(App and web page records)
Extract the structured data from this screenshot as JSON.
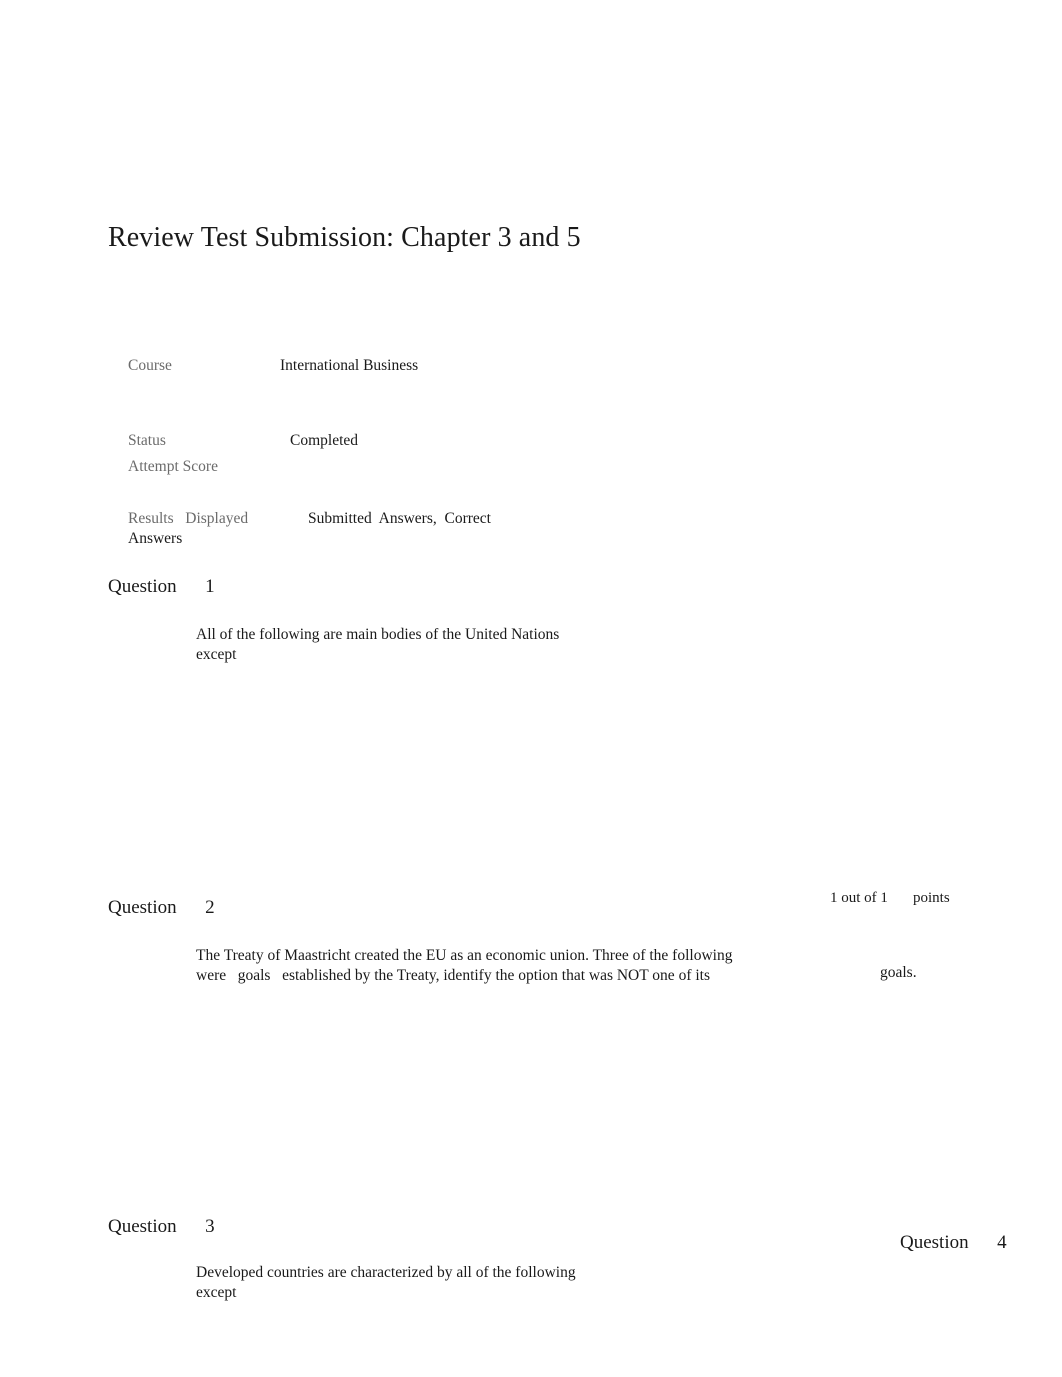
{
  "document": {
    "title": "Review Test Submission: Chapter 3 and 5"
  },
  "metadata": {
    "course": {
      "label": "Course",
      "value": "International Business"
    },
    "status": {
      "label": "Status",
      "value": "Completed"
    },
    "attempt_score": {
      "label": "Attempt Score",
      "value": ""
    },
    "results_displayed": {
      "label": "Results   Displayed",
      "value": "Submitted  Answers,  Correct",
      "value_continued": "Answers"
    }
  },
  "questions": [
    {
      "label": "Question",
      "number": "1",
      "heading": "Question      1",
      "text_line_1": "All of the following are main bodies of the United Nations",
      "text_line_2": "except",
      "points": {
        "score": "",
        "unit": ""
      }
    },
    {
      "label": "Question",
      "number": "2",
      "heading": "Question      2",
      "text_line_1": "The Treaty of Maastricht created the EU as an economic union. Three of the following",
      "text_line_2": "were   goals   established by the Treaty, identify the option that was NOT one of its",
      "text_tail": "goals.",
      "points": {
        "score": "1 out of 1",
        "unit": "points"
      }
    },
    {
      "label": "Question",
      "number": "3",
      "heading": "Question      3",
      "text_line_1": "Developed countries are characterized by all of the following",
      "text_line_2": "except",
      "points": {
        "score": "",
        "unit": ""
      }
    },
    {
      "label": "Question",
      "number": "4",
      "heading": "Question      4",
      "text_line_1": "",
      "text_line_2": "",
      "points": {
        "score": "",
        "unit": ""
      }
    }
  ],
  "colors": {
    "page_background": "#ffffff",
    "body_text": "#1a1a1a",
    "meta_label_text": "#6b6b6b"
  }
}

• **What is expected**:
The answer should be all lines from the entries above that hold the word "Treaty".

• **Result for this exercise**:
      "text_line_1": "The Treaty of Maastricht created the EU as an economic union. Three of the following",
      "text_line_2": "were   goals   established by the Treaty, identify the option that was NOT one of its",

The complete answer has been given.